    A couple suggestions. If their is any kind of conference, or other gathering of providers, even if it's not NPs, this is a good place to start. You can go there, talk to people and see if they know of anyone you can contact about this. Get the contact info and the name of who referred you, so when you do try to make contact it's: "so-and-so suggested I call you about my need for a ....". That will get a much better response than "Can you help me...". A second option might be to contact your hospital or other facility you work at, they likely have someone who coordinates educational opportunities. I.e. someone who works with the schools to coordinate the placement of students in clinical settings. Talk to that person, and see if they have contacts in other facilities. For example, the person who does this for my local hospital has to coordinate placement with some doctors offices as well (the MD students spend time in ER, Hospitalist, and two local clinics not owned by the hospital), so they might give you the right person to talk to at a couple clinics who could help you with placement.
    Finally, whenever talking to someone and being declined, always ask if they know of someone or place that might be able to help you and thank them for their time.

    Good Luck.
  7. by   phnxrising
    I had problems finding preceptors as well. I even had the experience of finding a preceptor who actually signed the agreement with my school and then ended up standing me up several times before I figured she wasn't going to do it. The one day she actually precepted me, she made a comment that another school gave her a check for precepting one of their students. When I mentioned to her that I didn't think my school participated in that practice, she started the shenanigans. I was in a jam so I contacted the retail clinics (CVS, Walgreens, Rediclinic) I was able to obtain a new preceptor and site quickly. I wouldn't recommend going to a retail clinic for more than one semester. But, this helped me when I found myself without a preceptor. And, it was an interesting rotation. I hope this helps.
  8. by   BostonFNP
    If a preceptor is looking for a paycheck they likely aren't the right preceptor for you.

    Sent from my iPhone.
  9. by   phnxrising
    Absolutely. She should have she was looking for money when she verbally agreed to precept me two years earlier. Not professional at all.
  10. by   MedSurgRN14
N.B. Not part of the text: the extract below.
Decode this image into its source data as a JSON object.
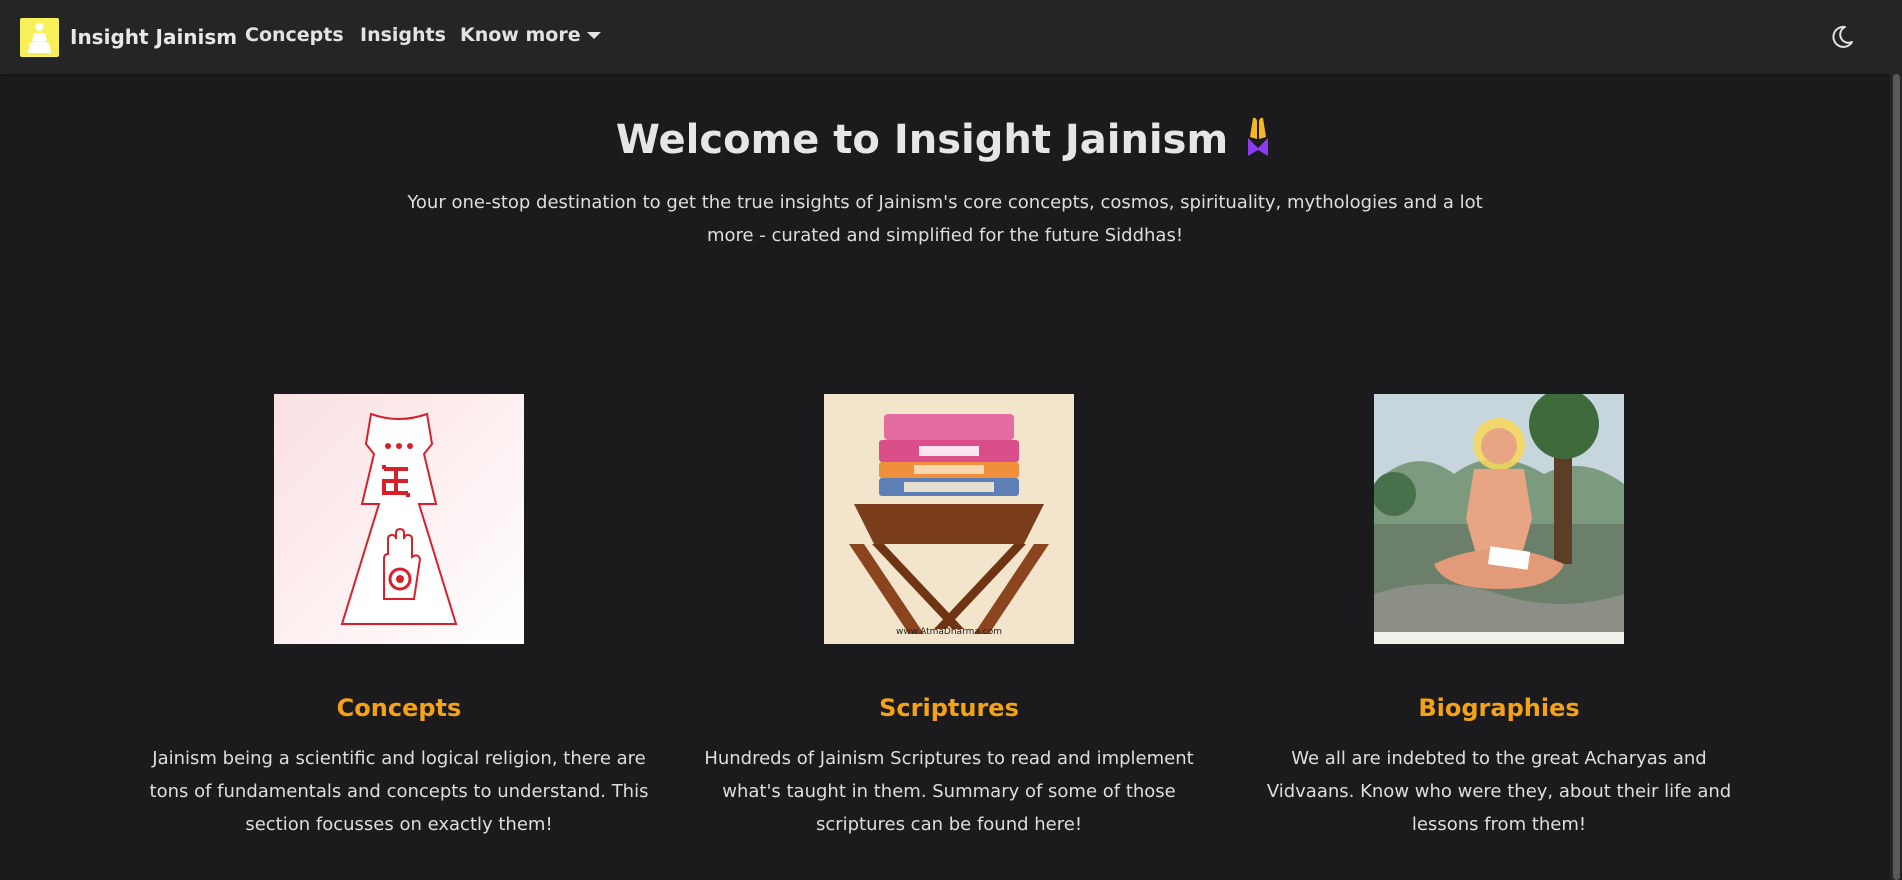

    Just an update on the ENPNetwork. I registered on the site for free but you can't get the preceptor's info, just their location and a brief intro. It's now $90 for full access for 90 days, which I find to be a bit pricey. A day later they emailed me a 25% off discount code which brings it down to $67, which is still too much. If you are in a bind, it might be worth the cost, or perhaps look into a preceptor matching agency.